“It was just a force on my part,” Terrell said. “We had kind of talked about a certain situation in which if the safety did one, we’re going to try to hit Donnie [Ernsberger] in the seam. And he made a good play. And the ball is the program.

“It’s something that coach Fleck has instilled in us since he first got here, and I didn’t take care of it. Costly error. Put the defense in a tough position, and Wisconsin did a tremendous job of capitalizing on it.”

Edwards made the play, and Wisconsin was in business in the red zone.

“I think their quarterback was doing a great job all game of reading our eyes and getting the ball out fast,” Edwards said. “We just needed a play to spark it, and I am just glad I was able to do that.”

The strength of this 2016 team, like its predecessor a year prior, was the defense. Its performance on Monday should wipe some of the sour, bitter taste out of the players’ mouths after that early December meltdown.

This was a special group of Wisconsin seniors

The 41st victory in a four-year period for Wisconsin is the most in school history. For a team to succeed, its seniors need to be in position to contribute heavily and often. Despite this Badgers iteration only having 13 seniors, many made an impact in a season where six or seven wins was a widespread outside prediction.

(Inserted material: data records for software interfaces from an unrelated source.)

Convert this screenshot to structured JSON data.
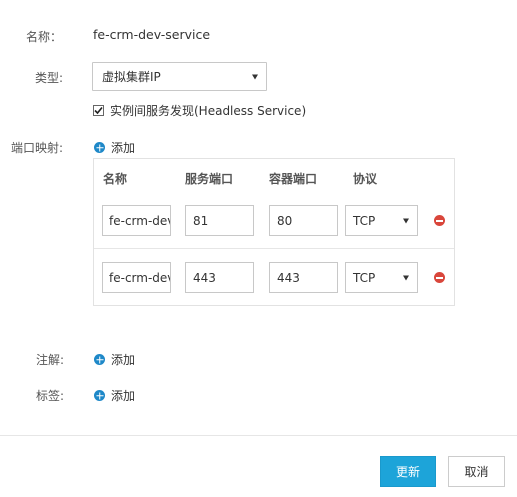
{
  "form": {
    "name_label": "名称：",
    "name_value": "fe-crm-dev-service",
    "type_label": "类型:",
    "type_selected": "虚拟集群IP",
    "headless_checked": true,
    "headless_label": "实例间服务发现(Headless Service)",
    "port_mapping_label": "端口映射:",
    "add_label": "添加",
    "annotation_label": "注解:",
    "tag_label": "标签:"
  },
  "port_table": {
    "headers": [
      "名称",
      "服务端口",
      "容器端口",
      "协议"
    ],
    "rows": [
      {
        "name": "fe-crm-dev",
        "service_port": "81",
        "container_port": "80",
        "protocol": "TCP"
      },
      {
        "name": "fe-crm-dev",
        "service_port": "443",
        "container_port": "443",
        "protocol": "TCP"
      }
    ]
  },
  "footer": {
    "update_label": "更新",
    "cancel_label": "取消"
  },
  "colors": {
    "accent": "#1da4d9",
    "plus_icon": "#1e88c8",
    "remove_icon": "#d9463b"
  }
}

Running backs Corey Clement and Dare Ogunbowale helped rejuvenate UW’s rushing attack (the latter doing his best a season prior as the lead back), outside linebacker Vince Biegel was the heart of the defense and harassed quarterbacks all year and defensive backs Leo Musso and Sojourn Shelton solidified a secondary that was a major question mark heading into the 2016 season.

Wide receiver Robert Wheelwright combined with junior Jazz Peavy to provide a potent duo at that position, and tight end Eric Steffes was a major influence on those jet sweeps and helping the run game improve from 2015.

You can’t forget about the specialists, either. Long snapper Connor Udelhoven has been solid in that position since 2013, and kicker Andrew Endicott, despite some struggles midway through the year, performed admirably (13-of-19) in place of the injured Rafael Gaglianone.

The last one I want to mention is Houston. A once-heralded prospect, the California native endured coaching changes, a stint as a rugby-style punter and being a back-up for most of his career.

At the beginning of the 2016 season, he was named starter for the LSU game. He lost the starting gig after the Georgia State game, but worked his way back into the rotation for the Iowa game then on. He’s looked better since then, outside of the Nebraska game, and honestly has looked like the better quarterback in the UW platoon.

Houston finished his career going a nearly-perfect 11-of-12 for 159 yards against Western Michigan and, more importantly, as a winner.

Wisconsin will have a potent team on both sides of the ball next year, but the contributions of those that will exhaust their eligibility after this game cannot be overstated.